_ACTIVITY:_
Scan the entries below line by line and state how many lines contain the string "icon", giving only the number.

_DATA RECORDS:_
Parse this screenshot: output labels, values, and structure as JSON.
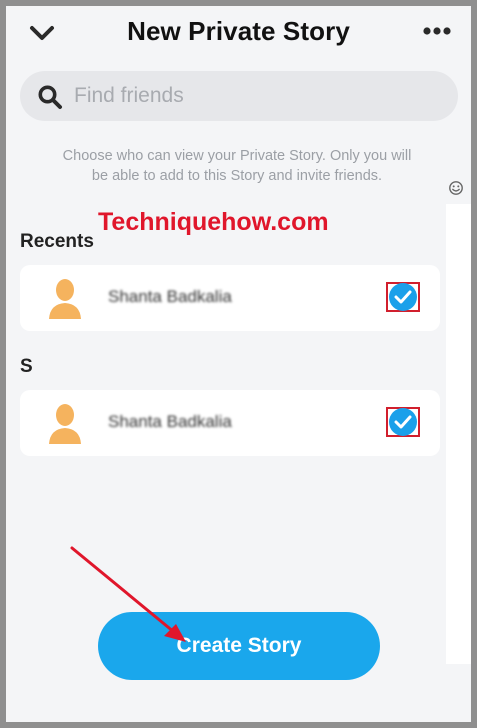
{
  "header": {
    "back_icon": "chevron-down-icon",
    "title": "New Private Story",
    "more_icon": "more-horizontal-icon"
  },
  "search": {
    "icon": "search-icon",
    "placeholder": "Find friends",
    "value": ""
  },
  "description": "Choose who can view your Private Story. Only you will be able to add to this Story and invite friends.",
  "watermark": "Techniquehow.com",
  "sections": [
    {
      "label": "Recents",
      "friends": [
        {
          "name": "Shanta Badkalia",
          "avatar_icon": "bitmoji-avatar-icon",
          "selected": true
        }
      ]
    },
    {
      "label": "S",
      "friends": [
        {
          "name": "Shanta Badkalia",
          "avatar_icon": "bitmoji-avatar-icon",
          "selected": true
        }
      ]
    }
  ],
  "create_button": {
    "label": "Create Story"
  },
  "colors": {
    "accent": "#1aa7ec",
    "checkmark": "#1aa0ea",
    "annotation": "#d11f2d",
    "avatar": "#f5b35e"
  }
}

_OUTPUT FOR THIS EXERCISE:_
5